The jazz/swing project for violin and guitar is a side aspect, far from the classical composition. I don’t want to say to be good in playing jazz. As far as the swing concerns, I try to read up and study from the listening of the music by Django and Grappelli. The idea is to perform cover songs of their music.
In my opinion it’s fun and constructive to know each kind of hints of music that you can produce with your instrument. It’s an opportunity to play in a different way the violin, considered to be essentially classic. It is obviously a matter of personal musical tastes.
On your website you wrote: ‘the ‘illiterate’ art [by Filippo Biagioli]made me think over the universal power of art and the need of each art to link with the other forms of art to magnify its strength’. How do you live the relationship with the other arts?
Filippo Biagioli is an artist I regard with esteem and respect a lot. I live the connection to the other arts very well. A ‘creative connection’ with other artists makes an explosion of ideas. It’s fantastic to exchange points of view and having a mutual enrichment. This kind of exchange makes us grow both as human beings and as artists. Each artist has different incentives to ‘make real what he/she feels’. Great things can grow from the union of ideas among several artists.
Essere, your new album, has been launched today, 15th July 2014. Tell us something about this collection.
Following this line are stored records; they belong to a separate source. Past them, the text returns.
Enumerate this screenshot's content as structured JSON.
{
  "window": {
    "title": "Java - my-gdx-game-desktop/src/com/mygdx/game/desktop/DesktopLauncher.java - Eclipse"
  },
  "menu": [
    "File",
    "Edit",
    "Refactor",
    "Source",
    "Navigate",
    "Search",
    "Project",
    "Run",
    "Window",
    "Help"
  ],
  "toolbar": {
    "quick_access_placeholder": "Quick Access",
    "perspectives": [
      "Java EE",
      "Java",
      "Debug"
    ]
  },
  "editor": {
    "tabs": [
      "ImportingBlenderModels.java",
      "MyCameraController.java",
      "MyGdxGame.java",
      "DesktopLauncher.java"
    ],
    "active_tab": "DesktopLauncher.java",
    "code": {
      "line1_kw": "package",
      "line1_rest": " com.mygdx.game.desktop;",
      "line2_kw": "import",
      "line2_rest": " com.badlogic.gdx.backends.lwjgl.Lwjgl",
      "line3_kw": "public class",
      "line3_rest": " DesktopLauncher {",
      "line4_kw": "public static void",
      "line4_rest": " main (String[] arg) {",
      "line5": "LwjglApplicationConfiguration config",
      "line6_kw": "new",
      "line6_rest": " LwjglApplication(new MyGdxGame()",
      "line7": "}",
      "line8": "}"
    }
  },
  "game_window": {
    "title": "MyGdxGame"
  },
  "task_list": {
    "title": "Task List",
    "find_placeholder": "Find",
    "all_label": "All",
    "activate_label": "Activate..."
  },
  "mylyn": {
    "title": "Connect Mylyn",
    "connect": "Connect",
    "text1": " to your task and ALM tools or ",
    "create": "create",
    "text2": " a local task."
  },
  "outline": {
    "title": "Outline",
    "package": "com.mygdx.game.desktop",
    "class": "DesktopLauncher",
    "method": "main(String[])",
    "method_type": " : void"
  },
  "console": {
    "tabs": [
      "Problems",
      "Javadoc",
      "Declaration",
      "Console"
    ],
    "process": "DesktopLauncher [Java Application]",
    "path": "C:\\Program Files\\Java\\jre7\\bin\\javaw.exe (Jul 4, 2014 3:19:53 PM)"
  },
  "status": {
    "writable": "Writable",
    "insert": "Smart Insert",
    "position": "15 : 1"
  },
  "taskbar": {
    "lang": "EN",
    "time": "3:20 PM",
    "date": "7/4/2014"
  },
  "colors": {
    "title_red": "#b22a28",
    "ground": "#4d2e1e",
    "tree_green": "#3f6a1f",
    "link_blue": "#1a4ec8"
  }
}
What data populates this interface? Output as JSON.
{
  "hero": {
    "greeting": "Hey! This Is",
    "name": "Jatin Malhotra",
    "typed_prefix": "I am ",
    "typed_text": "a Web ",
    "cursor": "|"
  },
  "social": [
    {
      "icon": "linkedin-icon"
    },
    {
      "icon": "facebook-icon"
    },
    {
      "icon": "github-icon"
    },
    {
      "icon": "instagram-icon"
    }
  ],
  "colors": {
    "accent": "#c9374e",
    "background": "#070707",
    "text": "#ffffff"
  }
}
How was the project born?
Essere [in English ‘to be’]is an evocative word with several sides and reflects the matter that this album represents the essence of my music. I’d like to ‘join hands’ with the listeners through the 12 pieces to let them know my path of composition: from the first song to the last one. Among the 12 pieces there are 6 dialogues for violin and piano, the last pieces I wrote; I turned out all my feelings, good and bad ones. There is a true dialogue between these two instruments, none of them dominates.
The project was born last Summer, while I was composing my first dialogues. I wanted to collect most of the pieces for violin and piano, I had written, in an album. At the same time I was thinking very much about music and its purposes. I realized that music is free by the author, it belongs to everyone and for this reason it has to be independent and autonomous.
So I decided to undertake a new way of producing my music: crowdfunding. I consider it an innovative system, very useful for people who want to participate in an artistic project.
You have been teaching at several schools since 2004, at the beginning in Friuli Venezia Giulia and later in Rome. At the moment you are a teacher at: I.E.E.M. – riEvoluzione Musicale (Ladispoli), Accademia Nomos (Roma), Accademia Musicale Europea M.A.N.T. (Roma) and Musictime (Ciampino). You spread your love for music to your pupils, who pay you back with enthusiasm for it. You said: ‘Teaching is extraordinary, it’s a mutual enrichment: each pupil gives you something and you can give something of you to him/her’. Would you like to send a message to our readers who want to study music through this marvelous instrument, the violin?
I teach at several schools of music. I give something to my students and they leave something of them in me. It’s fantastic to follow students and see them grow musically, they are hungry for knowledge and passion. I feel fine to know that a part of it is also thanks to me.
Of course, as far as I am concerned, the violin is a marvelous instrument. In general I have to say to the readers that playing music is the most beautiful thing to do: it fills the soul and the listeners are carried away.
Never mind the instrument you play, where and when, the importance is to play music!
I thank you very much also on behalf of Music Wall for the interview and for the strong feelings you give us with your music.